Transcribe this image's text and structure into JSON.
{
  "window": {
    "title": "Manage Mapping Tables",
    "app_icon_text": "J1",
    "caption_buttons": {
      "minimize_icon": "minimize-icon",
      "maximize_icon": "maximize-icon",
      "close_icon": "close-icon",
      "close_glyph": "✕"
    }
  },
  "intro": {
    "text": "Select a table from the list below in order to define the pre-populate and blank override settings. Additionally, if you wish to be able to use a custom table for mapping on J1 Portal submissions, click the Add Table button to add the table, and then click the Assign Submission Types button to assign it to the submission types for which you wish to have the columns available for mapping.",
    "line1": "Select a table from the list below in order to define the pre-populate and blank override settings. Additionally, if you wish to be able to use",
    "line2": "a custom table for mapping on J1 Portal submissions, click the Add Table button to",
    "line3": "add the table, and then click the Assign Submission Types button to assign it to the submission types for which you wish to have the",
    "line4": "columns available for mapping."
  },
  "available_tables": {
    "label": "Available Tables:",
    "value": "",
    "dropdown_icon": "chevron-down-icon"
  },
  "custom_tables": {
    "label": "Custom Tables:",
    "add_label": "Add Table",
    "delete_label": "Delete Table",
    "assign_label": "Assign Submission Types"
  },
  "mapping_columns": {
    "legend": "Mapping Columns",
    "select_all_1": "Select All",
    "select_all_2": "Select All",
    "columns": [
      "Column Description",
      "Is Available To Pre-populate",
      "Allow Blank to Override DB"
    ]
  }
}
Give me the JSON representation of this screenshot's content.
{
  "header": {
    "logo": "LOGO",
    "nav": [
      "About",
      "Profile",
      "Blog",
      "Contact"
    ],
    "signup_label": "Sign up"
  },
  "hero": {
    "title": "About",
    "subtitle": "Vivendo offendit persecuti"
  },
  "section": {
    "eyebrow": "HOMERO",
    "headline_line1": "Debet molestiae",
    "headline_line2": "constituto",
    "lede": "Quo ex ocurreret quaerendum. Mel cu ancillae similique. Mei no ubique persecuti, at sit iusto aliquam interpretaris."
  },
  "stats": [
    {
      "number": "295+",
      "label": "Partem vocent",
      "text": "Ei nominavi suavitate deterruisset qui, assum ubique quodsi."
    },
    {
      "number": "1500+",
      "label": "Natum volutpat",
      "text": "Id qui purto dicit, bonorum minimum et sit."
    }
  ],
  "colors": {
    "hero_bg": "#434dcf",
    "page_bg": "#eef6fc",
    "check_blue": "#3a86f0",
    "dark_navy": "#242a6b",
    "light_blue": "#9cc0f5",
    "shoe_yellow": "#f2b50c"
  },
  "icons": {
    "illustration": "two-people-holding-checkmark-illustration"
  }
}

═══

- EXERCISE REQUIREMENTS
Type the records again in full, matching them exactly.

- RESULT
Transcribe this image's text and structure into JSON.
{
  "window": {
    "title": "Manage Mapping Tables",
    "app_icon_text": "J1",
    "caption_buttons": {
      "minimize_icon": "minimize-icon",
      "maximize_icon": "maximize-icon",
      "close_icon": "close-icon",
      "close_glyph": "✕"
    }
  },
  "intro": {
    "text": "Select a table from the list below in order to define the pre-populate and blank override settings. Additionally, if you wish to be able to use a custom table for mapping on J1 Portal submissions, click the Add Table button to add the table, and then click the Assign Submission Types button to assign it to the submission types for which you wish to have the columns available for mapping.",
    "line1": "Select a table from the list below in order to define the pre-populate and blank override settings. Additionally, if you wish to be able to use",
    "line2": "a custom table for mapping on J1 Portal submissions, click the Add Table button to",
    "line3": "add the table, and then click the Assign Submission Types button to assign it to the submission types for which you wish to have the",
    "line4": "columns available for mapping."
  },
  "available_tables": {
    "label": "Available Tables:",
    "value": "",
    "dropdown_icon": "chevron-down-icon"
  },
  "custom_tables": {
    "label": "Custom Tables:",
    "add_label": "Add Table",
    "delete_label": "Delete Table",
    "assign_label": "Assign Submission Types"
  },
  "mapping_columns": {
    "legend": "Mapping Columns",
    "select_all_1": "Select All",
    "select_all_2": "Select All",
    "columns": [
      "Column Description",
      "Is Available To Pre-populate",
      "Allow Blank to Override DB"
    ]
  }
}
Give me the JSON representation of this screenshot's content.
{
  "header": {
    "logo": "LOGO",
    "nav": [
      "About",
      "Profile",
      "Blog",
      "Contact"
    ],
    "signup_label": "Sign up"
  },
  "hero": {
    "title": "About",
    "subtitle": "Vivendo offendit persecuti"
  },
  "section": {
    "eyebrow": "HOMERO",
    "headline_line1": "Debet molestiae",
    "headline_line2": "constituto",
    "lede": "Quo ex ocurreret quaerendum. Mel cu ancillae similique. Mei no ubique persecuti, at sit iusto aliquam interpretaris."
  },
  "stats": [
    {
      "number": "295+",
      "label": "Partem vocent",
      "text": "Ei nominavi suavitate deterruisset qui, assum ubique quodsi."
    },
    {
      "number": "1500+",
      "label": "Natum volutpat",
      "text": "Id qui purto dicit, bonorum minimum et sit."
    }
  ],
  "colors": {
    "hero_bg": "#434dcf",
    "page_bg": "#eef6fc",
    "check_blue": "#3a86f0",
    "dark_navy": "#242a6b",
    "light_blue": "#9cc0f5",
    "shoe_yellow": "#f2b50c"
  },
  "icons": {
    "illustration": "two-people-holding-checkmark-illustration"
  }
}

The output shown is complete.